Action is synonymous with life. Springtime explodes with action unlike any other season.
Spring is fertile with the ever-changing movements of life. The choreography never stops, and excitedly beckons our participation. Life is never stagnant. Neither is love. If it’s not growing, it’s shrinking. Everything grows in the spring! It’s natural that this growth entices us. If we find our hearts flirting back with the amorous energy that impregnates the spring season, we may be ready to take that risk. We may be hungrier for love than we realize.
The one most pronounced driving force behind all risks is love.
Human hearts are permanently programmed to risk anything for love. We cannot live without love! The flow of giving and receiving love is so intrinsic to our very nature, that when it is obstructed we sometimes feel as if we will die. In this context infidelity is all about existentialism. It’s a path that inevitably forces us to examine our lives, our values, and the contents of our hearts. And most people don’t realize they are on it, until the chaos erupts all around them. But remember, there is intelligence in this chaos, for it points us in the direction of our own achy heart.
So, if you find yourself feeling alone this spring, as Valentine’s Day approaches (in or outside of a relationship), and you feel as if the longings in your heart are about to devour you, just tune into the natural chaos of the season, and see where it takes you.
You might just find that in the apparently random flight-patterns of honeybees, the wild mating dances of birds, and the savage pulsating of your own heart, there is a hidden, cosmic intelligence that screams:
“Live for Love!”
Because if you don’t it may just mean the slow extermination of our species. At least, this is what the spring season would like us to believe! Tread cautiously, my friend. Or not. But whatever you do, never let your heart starve.
IMPORTANT CLARIFICATION UPON READER’S REQUEST:

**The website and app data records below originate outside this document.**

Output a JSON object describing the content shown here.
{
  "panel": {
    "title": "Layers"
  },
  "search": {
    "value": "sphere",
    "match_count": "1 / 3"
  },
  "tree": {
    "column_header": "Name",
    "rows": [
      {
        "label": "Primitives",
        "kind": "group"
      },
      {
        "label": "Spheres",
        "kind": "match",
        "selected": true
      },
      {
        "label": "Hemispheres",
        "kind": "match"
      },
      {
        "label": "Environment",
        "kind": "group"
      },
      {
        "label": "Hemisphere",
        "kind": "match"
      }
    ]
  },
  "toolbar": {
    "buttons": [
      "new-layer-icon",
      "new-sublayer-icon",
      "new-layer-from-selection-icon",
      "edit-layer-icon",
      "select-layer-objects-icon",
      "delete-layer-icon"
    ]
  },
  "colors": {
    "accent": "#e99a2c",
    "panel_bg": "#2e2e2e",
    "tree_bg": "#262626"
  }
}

In no way does this article attempt to undermine the unmatched value in honest, intimate partnering within a committed relationship. Mutually devoting such energy into a romantic, or spousal relationship nourishes the love between the two parties, continuously cultivating the healthy practice of conscious communications, thereby reducing the risk for such chaos to erupt in the form of infidelity, which has its costs. Love thrives in relationships that engage a person’s whole being: emotional, physical, psychological, sexual and spiritual. If you are feeling deprived in one of these areas in your relationship, opening up to your partner about it will set you on the less painful track toward determining if the relationship can become a lasting one. If not, an open, mutually agreed upon, graceful dissolution is always less hurtful than having a relationship end because of infidelity. But for those of you already experiencing the chaos that comes with infidelity, I hope my article can help you make greater sense of it. ~Thank you to Harleigh Quinn for bringing my attention to responsible publishing~